How is lidocaine adminstered?
What are the indications for lidocaine?
Ventricular arrhythmias following MIO
What are the contraindications for Lidocaine (2)
Give three adverse drug reactions for lidocaine
What do beta blockers act on?
B1 receptors in the heart
What is the action of B blockers
Block sympathetic action
Decrease slop of pacemaker potential in SAN
Inhibits adenyl cyclase, decrease inotrophy
What do B blockers do to ventricular action potential?
Shifts it to the right
What are the indications for B blockers? (4)
Post myocardial infarction
What are the two main contraindications for beta blockers?
General decreased heart function
What is the mechanism of action for beta blockers?
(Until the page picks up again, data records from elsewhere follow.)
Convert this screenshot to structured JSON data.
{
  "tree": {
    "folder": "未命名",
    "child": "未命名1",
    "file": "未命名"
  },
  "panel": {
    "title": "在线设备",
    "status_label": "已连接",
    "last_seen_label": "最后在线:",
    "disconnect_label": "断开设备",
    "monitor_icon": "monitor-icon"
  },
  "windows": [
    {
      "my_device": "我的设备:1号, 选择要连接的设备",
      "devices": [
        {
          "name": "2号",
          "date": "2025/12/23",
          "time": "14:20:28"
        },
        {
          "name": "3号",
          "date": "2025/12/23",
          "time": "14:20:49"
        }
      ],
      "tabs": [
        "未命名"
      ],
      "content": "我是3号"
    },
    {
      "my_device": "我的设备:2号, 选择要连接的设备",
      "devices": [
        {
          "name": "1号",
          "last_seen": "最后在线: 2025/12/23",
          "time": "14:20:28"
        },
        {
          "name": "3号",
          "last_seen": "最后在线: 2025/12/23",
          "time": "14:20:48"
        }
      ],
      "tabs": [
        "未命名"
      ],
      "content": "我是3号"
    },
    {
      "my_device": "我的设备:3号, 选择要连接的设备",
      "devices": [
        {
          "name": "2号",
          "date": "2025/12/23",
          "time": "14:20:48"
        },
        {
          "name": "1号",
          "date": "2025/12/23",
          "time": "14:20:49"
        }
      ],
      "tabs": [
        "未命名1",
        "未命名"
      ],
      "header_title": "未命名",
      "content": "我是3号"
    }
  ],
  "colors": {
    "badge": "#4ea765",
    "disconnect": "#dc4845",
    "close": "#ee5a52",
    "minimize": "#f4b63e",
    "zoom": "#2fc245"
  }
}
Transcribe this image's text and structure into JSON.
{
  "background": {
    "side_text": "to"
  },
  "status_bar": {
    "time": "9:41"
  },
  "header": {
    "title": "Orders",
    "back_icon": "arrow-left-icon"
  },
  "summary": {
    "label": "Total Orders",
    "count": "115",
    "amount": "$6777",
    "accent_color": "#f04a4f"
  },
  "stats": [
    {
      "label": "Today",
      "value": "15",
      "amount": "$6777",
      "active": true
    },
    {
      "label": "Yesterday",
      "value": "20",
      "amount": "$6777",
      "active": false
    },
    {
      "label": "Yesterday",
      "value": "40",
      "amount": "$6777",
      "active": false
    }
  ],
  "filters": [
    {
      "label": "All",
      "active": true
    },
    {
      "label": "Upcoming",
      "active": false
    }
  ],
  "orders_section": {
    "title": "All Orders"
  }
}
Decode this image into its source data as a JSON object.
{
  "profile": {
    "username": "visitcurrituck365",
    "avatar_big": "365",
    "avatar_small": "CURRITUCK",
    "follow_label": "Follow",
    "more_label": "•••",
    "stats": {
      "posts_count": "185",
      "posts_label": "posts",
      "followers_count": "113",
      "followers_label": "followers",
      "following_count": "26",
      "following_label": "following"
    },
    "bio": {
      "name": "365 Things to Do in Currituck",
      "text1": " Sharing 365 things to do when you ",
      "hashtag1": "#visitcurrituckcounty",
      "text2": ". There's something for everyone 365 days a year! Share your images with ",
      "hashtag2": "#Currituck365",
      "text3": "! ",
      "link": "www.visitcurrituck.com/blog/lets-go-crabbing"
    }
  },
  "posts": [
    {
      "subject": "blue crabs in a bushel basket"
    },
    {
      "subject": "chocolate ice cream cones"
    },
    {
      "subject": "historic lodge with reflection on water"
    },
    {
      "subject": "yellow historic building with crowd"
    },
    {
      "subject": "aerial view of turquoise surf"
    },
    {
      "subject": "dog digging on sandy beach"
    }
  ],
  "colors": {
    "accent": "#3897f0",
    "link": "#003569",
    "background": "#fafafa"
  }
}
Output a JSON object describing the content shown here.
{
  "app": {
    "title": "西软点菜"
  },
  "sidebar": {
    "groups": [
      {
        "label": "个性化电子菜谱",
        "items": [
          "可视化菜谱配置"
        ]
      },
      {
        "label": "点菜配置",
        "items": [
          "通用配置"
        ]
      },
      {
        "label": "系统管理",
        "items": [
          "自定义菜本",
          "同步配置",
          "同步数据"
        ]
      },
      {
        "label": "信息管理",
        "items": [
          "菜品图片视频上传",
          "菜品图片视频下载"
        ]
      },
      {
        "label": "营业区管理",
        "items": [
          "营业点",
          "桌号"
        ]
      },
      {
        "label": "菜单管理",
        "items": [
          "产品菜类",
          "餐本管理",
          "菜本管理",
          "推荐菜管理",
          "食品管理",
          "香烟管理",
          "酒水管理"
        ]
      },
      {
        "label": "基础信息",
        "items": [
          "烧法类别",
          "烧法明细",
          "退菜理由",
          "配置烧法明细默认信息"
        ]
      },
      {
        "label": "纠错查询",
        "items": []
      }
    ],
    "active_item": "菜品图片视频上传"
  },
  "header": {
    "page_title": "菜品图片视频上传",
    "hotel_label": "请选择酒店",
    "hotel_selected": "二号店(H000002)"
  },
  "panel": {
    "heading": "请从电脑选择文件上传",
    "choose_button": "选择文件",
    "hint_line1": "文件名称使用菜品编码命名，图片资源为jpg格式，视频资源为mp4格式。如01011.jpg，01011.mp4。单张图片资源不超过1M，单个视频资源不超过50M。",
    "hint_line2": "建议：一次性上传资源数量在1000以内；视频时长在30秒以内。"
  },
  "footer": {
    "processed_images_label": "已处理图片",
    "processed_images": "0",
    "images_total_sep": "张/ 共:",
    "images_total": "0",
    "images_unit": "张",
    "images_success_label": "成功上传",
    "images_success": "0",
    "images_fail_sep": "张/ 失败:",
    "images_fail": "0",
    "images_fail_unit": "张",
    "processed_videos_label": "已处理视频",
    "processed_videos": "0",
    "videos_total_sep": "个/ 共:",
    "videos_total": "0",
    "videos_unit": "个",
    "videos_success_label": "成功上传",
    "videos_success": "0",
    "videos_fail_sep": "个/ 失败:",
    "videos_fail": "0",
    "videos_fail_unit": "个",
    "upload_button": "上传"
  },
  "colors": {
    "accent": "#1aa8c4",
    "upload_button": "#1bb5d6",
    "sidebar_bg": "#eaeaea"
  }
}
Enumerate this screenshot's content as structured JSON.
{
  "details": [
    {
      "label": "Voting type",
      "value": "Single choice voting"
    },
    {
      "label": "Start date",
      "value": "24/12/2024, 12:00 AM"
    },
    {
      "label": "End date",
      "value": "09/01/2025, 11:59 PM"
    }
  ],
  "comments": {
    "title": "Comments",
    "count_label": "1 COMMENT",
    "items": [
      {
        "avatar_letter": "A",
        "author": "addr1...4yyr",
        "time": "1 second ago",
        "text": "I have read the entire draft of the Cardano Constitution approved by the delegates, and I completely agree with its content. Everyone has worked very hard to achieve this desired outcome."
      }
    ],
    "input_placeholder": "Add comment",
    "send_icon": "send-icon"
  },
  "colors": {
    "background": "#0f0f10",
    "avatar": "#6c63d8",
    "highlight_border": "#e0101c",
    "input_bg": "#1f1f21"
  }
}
Antagonise β-adrenoreceptors. β1-receptors are found in the heart, when they are activated they cause increased Chronotropy and Inotropy.
Inhibits renin release
Give some adverse drug reactions for beta blockers
Bronchospasm, fatigue and insomnia, dizziness, cold extremities, hypotension, bradycardia and decreased glucose tolerance in diabetic patients – Don’t feel adrenaline from hypoglycaemia due to B blockers, dangerous
Give two drug-drug interactions of Beta blockers
Prevents Salbutamol working (β2-adrenoagonist)
Verapamil – Both have –‘ve inotropic action
What do K+ channel blockers do?
Prolong the absolute refractory period by increase AP duration
Also suppress re-entry circuits by closing excitable gap
Why are they not generally used?
Torsades de pointes
Give an example of a potassium channel blocker
What is the route of administration of potassium channel blockers?
Oral or intravenous
What are the indications for potassium channel blockers
Ventricular and supraventricular arrythmia
What are some drug-drug interactions of amiodarone?
Inhibits CYP3A4, CYP2C9 and P-glycoprotein
Dose reductions of Warfarin, Digoxin, Flecainide needed
What do Ca2+ blockers do?
Increased refractory period
Decreased Chronotrophy and Inotropy
Give two examples of Calcium channel blockers
Give a route of admin for calcium
Give three indications for Ca2+ blockers
Prophylaxis and treatment of angina nad hypertension
Give three contraindications for Calcium channel blockers
AV node block
Give four adverse reactions to calcium channel blockers?
What is used to treat torsades de pointes?
What does adenosine do?
Blocks AV node
What are the two main effects of adenosine?
Increased AVN refractory period
What are two main indications for digoxin?
Supraventricular arrhythmias, Heart Failure
Give two contraindications for digoxin
Outline the mech of action of digoxin
o Inhibits Na/K-ATPase
o Direct Cardiac Effects
Inotrope – Used in heart failure, no mortality benefit
o CNS Effects
Sensitises baroreceptor reflex
o Combined Effects
Automaticity of SAN and AVN
AVN refractory period
Conduction velocity of AVN
What are three adverse drug reactions to digoxin?
o Narrow therapeutic index
o Toxicity enhanced with hypokalaemia
o Cardiac toxicity – bradycardia, AVN block, atrial tachycardia
Give some drugs which increase digoxin levels
Popafenone, Quinidine, Amiodarone, Verapamil, Spironolactone, Cylosporine
Give some drugs which decrease digoxin levels
Erythromycin, Tetracycline (gut bacteria metabolise digoxin)
Why do you split loading dose of digoxin in two?
To minimise toxicity risk
How much of digoxin is protein bound
What is digoxin clearance proportional to?
Give three examples of ACE inhibitors
Give three indications for ACE inhibitors
Give three contraindications for ACE inhibitors
Outline mech of action of ACE inhibitors
ACE inhibitors cause inhibition of Angiotensin Converting Enzyme, consequently reducing Angiotensin II and Aldosterone levels. This causes vasodilation and consequent reduction in peripheral resistance and reduced sodium retention.
Reduce breakdown of the vasodilator Bradykinin
Give five adverse reactions of ACE inhibitors
Characteristic dry cough
Angio-oedema (rare, but more common in black population)
Hypotension, dizziness and headache, diarrhoea and muscle cramps
Give two angiotensin blockers
What is an indication for angiotensin blocker?
Give four contraindications
Caution in renal artery stenosis and aortic stenosis
What is the mech of action of angiotensin blocker?
Bind to and antagonise the receptor for Angiotensin II – Angiotensin 1 Receptor (AT1 R).
Inhibits vasoconstriction and aldosterone stimulation by angiotensin II.